== Task prompt ==
What is the count of lines in the listing below that hold the string "tooltip"? Reply with that number alone.

== Supplied data ==
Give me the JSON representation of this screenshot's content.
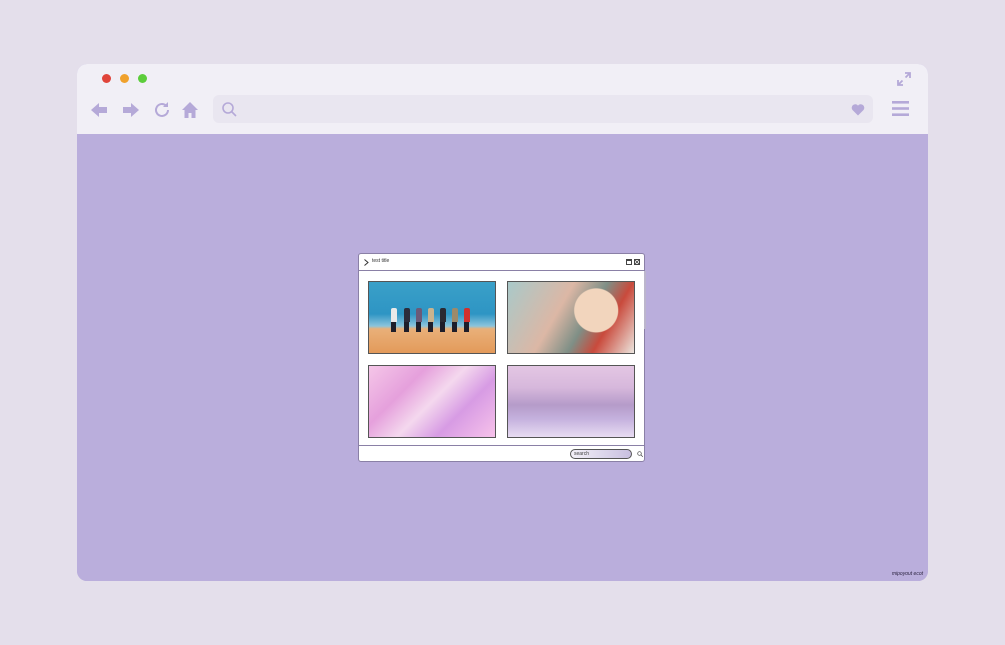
{
  "colors": {
    "page_bg": "#e4dfeb",
    "chrome_bg": "#f1eff6",
    "content_bg": "#baaedc",
    "icon_color": "#b5a9d8"
  },
  "browser": {
    "icons": [
      "back-arrow-icon",
      "forward-arrow-icon",
      "reload-icon",
      "home-icon",
      "search-icon",
      "heart-icon",
      "hamburger-menu-icon",
      "expand-icon"
    ],
    "watermark": "mipoyout ecot"
  },
  "window": {
    "title": "test title",
    "search_placeholder": "search",
    "images": [
      "group-photo",
      "hand-with-flowers",
      "pink-hands",
      "clouds-aerial"
    ]
  }
}
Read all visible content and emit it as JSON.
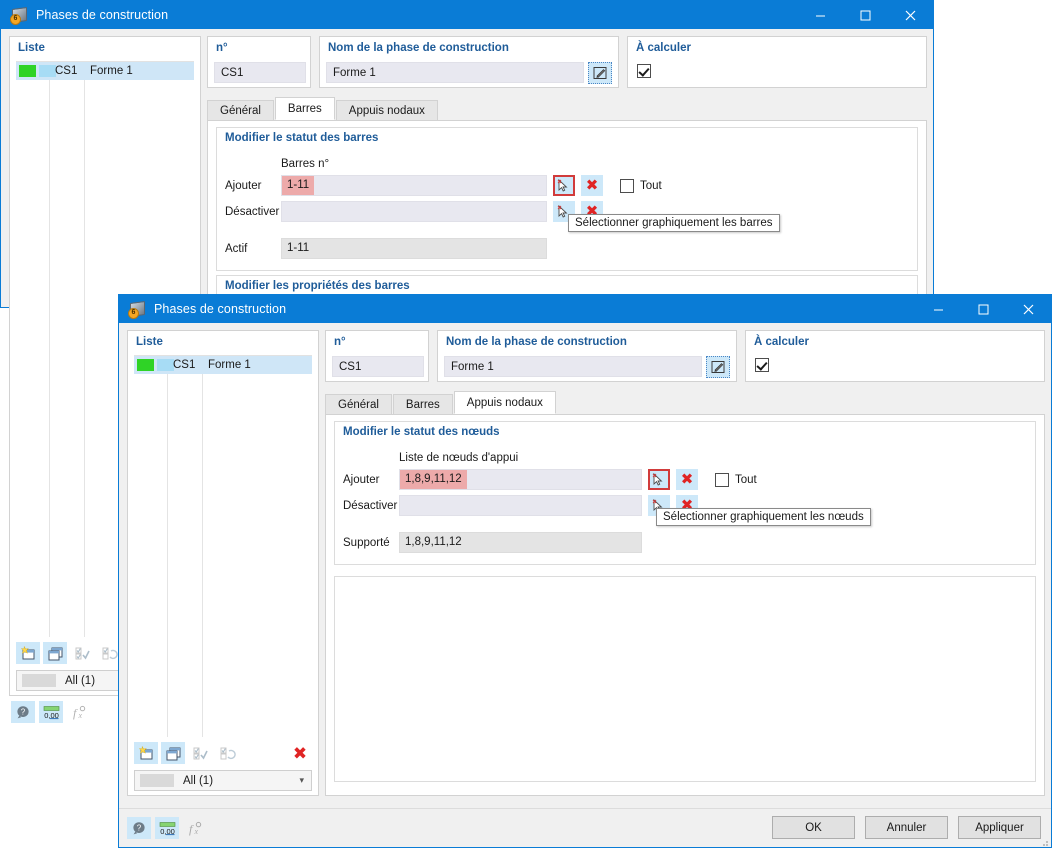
{
  "window1": {
    "title": "Phases de construction",
    "icon": "app-cube-icon",
    "controls": {
      "minimize": "minimize-icon",
      "maximize": "maximize-icon",
      "close": "close-icon"
    },
    "list": {
      "header": "Liste",
      "rows": [
        {
          "swatch1": "#2fd326",
          "swatch2": "#a7dcf5",
          "no": "CS1",
          "name": "Forme 1"
        }
      ],
      "toolbar": [
        "new-item-icon",
        "copy-item-icon",
        "check-all-icon",
        "toggle-check-icon"
      ],
      "filter": "All (1)"
    },
    "fields": {
      "no_label": "n°",
      "no_value": "CS1",
      "name_label": "Nom de la phase de construction",
      "name_value": "Forme 1",
      "edit_icon": "pencil-edit-icon",
      "calc_label": "À calculer",
      "calc_checked": true
    },
    "tabs": [
      {
        "label": "Général",
        "active": false
      },
      {
        "label": "Barres",
        "active": true
      },
      {
        "label": "Appuis nodaux",
        "active": false
      }
    ],
    "status_group": {
      "title": "Modifier le statut des barres",
      "column_header": "Barres n°",
      "rows": [
        {
          "label": "Ajouter",
          "value": "1-11",
          "selected": true
        },
        {
          "label": "Désactiver",
          "value": "",
          "selected": false
        }
      ],
      "active_label": "Actif",
      "active_value": "1-11",
      "all_checkbox": "Tout",
      "all_checked": false,
      "pick_icon": "graphic-select-icon",
      "clear_icon": "clear-red-x-icon",
      "tooltip": "Sélectionner graphiquement les barres"
    },
    "props_group": {
      "title": "Modifier les propriétés des barres"
    },
    "statusbar_icons": [
      "help-icon",
      "units-icon",
      "formula-icon"
    ]
  },
  "window2": {
    "title": "Phases de construction",
    "icon": "app-cube-icon",
    "controls": {
      "minimize": "minimize-icon",
      "maximize": "maximize-icon",
      "close": "close-icon"
    },
    "list": {
      "header": "Liste",
      "rows": [
        {
          "swatch1": "#2fd326",
          "swatch2": "#a7dcf5",
          "no": "CS1",
          "name": "Forme 1"
        }
      ],
      "toolbar": [
        "new-item-icon",
        "copy-item-icon",
        "check-all-icon",
        "toggle-check-icon"
      ],
      "delete_icon": "delete-red-x-icon",
      "filter": "All (1)"
    },
    "fields": {
      "no_label": "n°",
      "no_value": "CS1",
      "name_label": "Nom de la phase de construction",
      "name_value": "Forme 1",
      "edit_icon": "pencil-edit-icon",
      "calc_label": "À calculer",
      "calc_checked": true
    },
    "tabs": [
      {
        "label": "Général",
        "active": false
      },
      {
        "label": "Barres",
        "active": false
      },
      {
        "label": "Appuis nodaux",
        "active": true
      }
    ],
    "status_group": {
      "title": "Modifier le statut des nœuds",
      "column_header": "Liste de nœuds d'appui",
      "rows": [
        {
          "label": "Ajouter",
          "value": "1,8,9,11,12",
          "selected": true
        },
        {
          "label": "Désactiver",
          "value": "",
          "selected": false
        }
      ],
      "supported_label": "Supporté",
      "supported_value": "1,8,9,11,12",
      "all_checkbox": "Tout",
      "all_checked": false,
      "pick_icon": "graphic-select-icon",
      "clear_icon": "clear-red-x-icon",
      "tooltip": "Sélectionner graphiquement les nœuds"
    },
    "statusbar_icons": [
      "help-icon",
      "units-icon",
      "formula-icon"
    ],
    "buttons": {
      "ok": "OK",
      "cancel": "Annuler",
      "apply": "Appliquer"
    }
  },
  "colors": {
    "title_blue": "#0a7cd6",
    "legend_blue": "#1f5c99",
    "selection_pink": "#edaaaa",
    "row_highlight": "#cfe6f7",
    "icon_blue_bg": "#cde8f9",
    "red": "#e02424",
    "swatch_green": "#2fd326",
    "swatch_blue": "#a7dcf5"
  }
}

== Answer box ==
2